Segregated neighborhoods are more likely to be poor, and if you barely earn a living wage, you definitely can’t afford health insurance that would cover preventative care (Thanks Affordable Care Act). The pink ribbon does not help bring awareness to the socioeconomic inequities connected to breast cancer; they commodify the disease and make it “sexy” under the guise of raising awareness.

’Saving the Boobies’ is a mantra that gets thrown around a lot this month, but it does not properly address how breast cancer adversely impacts and ends lives. Talking about breasts as if they are an independent entity, as if it’s the breasts that are worth saving as opposed to the life and body they are attached to is not only patriarchal, but also down right sexist. It implies that a woman’s worth is in her breasts, in her sexuality.

Jazmine Walker

This quote is from her essay Saving The Boobies Will Not Save Me on Still Furious and Still Brave. Here she notes that Black women develop breast cancer less often than White women, but are 40% more likely to die. Even when controlled for class, Black women still receive inferior healthcare. This is against the backdrop of a culture that thinks we do not feel pain, need less pain medication, heal faster and are “strong” for the purpose of “enduring” the pain from others. 

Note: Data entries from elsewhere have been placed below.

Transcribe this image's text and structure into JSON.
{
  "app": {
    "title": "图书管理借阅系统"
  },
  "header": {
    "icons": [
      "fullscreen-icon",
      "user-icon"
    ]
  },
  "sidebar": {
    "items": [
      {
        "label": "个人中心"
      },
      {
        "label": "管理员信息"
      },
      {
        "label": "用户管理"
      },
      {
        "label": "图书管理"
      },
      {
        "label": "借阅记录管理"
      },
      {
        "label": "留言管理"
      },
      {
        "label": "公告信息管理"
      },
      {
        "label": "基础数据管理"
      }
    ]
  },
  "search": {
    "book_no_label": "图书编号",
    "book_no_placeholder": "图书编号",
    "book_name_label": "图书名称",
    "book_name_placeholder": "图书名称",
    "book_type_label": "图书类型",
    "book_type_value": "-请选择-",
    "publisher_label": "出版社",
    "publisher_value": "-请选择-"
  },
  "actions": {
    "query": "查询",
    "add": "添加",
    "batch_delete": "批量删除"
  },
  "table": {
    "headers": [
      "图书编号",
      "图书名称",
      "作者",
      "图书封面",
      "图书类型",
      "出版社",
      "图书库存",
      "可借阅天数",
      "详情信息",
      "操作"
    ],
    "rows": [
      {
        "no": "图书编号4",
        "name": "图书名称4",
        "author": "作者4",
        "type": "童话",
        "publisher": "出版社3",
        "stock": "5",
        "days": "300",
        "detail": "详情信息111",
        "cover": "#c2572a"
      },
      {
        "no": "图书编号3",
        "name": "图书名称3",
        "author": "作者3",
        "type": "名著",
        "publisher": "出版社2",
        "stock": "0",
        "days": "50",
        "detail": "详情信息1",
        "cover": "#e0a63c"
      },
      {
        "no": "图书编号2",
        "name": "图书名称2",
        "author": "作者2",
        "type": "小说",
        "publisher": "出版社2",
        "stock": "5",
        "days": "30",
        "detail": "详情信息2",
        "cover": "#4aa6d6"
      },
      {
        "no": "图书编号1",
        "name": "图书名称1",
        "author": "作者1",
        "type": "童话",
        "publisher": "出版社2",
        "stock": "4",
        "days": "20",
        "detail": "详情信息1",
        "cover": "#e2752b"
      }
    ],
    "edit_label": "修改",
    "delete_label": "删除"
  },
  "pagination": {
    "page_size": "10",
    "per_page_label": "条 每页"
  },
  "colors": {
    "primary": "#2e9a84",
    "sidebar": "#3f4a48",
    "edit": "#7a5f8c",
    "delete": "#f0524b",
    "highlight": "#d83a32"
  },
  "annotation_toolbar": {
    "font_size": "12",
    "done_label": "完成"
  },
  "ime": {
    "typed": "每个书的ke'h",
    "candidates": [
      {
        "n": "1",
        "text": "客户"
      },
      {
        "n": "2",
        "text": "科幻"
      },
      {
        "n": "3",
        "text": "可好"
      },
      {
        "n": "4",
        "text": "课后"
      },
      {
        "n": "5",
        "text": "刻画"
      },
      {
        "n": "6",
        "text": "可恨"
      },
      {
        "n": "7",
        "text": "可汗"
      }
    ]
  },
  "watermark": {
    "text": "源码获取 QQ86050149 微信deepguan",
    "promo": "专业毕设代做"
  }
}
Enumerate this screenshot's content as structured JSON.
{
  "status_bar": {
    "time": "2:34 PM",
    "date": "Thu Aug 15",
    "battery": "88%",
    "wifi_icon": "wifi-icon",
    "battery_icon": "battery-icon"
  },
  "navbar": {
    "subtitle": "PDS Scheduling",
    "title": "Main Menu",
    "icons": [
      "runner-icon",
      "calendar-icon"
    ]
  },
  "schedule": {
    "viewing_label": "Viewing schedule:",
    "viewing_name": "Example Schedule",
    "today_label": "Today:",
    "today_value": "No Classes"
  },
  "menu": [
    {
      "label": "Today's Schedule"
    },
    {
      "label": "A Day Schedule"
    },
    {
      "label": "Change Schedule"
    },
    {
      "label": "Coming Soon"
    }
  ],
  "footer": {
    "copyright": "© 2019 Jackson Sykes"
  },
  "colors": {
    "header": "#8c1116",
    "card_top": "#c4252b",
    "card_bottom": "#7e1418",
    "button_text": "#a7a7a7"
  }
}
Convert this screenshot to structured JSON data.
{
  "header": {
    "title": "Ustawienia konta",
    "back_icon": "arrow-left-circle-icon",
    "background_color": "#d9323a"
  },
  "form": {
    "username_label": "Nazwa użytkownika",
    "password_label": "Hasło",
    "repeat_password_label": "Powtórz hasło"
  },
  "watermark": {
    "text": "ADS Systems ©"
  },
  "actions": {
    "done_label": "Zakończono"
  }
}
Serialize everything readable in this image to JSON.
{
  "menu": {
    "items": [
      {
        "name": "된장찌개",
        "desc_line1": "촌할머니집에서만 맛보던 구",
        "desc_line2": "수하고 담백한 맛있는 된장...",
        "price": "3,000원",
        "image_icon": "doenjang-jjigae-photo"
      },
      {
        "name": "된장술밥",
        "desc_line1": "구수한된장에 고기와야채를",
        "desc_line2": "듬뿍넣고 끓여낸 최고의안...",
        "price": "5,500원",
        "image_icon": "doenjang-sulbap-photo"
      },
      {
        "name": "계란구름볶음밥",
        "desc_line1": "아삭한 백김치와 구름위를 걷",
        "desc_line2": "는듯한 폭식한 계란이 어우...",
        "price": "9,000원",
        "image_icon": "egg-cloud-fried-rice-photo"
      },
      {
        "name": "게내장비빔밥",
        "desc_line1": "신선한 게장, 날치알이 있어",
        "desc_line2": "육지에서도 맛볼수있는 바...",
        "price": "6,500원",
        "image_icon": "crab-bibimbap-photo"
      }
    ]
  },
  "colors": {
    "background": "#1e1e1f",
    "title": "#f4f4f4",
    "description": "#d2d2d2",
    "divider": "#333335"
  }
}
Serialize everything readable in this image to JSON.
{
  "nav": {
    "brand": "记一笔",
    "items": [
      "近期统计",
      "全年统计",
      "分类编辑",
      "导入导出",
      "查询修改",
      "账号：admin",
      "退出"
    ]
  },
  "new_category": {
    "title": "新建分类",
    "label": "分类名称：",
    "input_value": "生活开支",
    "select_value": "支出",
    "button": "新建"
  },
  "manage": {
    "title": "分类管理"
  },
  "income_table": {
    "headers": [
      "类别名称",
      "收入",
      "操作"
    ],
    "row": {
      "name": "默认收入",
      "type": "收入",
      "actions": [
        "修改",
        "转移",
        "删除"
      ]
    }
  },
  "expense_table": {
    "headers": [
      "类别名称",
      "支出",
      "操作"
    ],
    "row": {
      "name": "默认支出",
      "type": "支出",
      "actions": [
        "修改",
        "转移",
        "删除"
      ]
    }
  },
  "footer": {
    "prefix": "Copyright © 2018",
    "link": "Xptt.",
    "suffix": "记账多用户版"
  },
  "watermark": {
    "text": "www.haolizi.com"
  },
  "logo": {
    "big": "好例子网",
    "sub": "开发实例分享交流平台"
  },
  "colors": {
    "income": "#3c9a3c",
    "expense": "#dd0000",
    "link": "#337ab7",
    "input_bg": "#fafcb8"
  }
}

I had a friend who got breast cancer before 35 and had a double mastectomy. I was glad they saved the HUMAN over “the boobies.” The fragmentation involved in this campaign irritates me. I had a breast cancer scare at age 28. Though my tests came back clean, the period between the tests and no result was incredibly stressful. Worse is how EVERYONE demands joy and heroism and “fuck cancer” and all of this stuff that Black women are already forced to do based on the Strong Black Woman stereotype. 

(via gradientlair)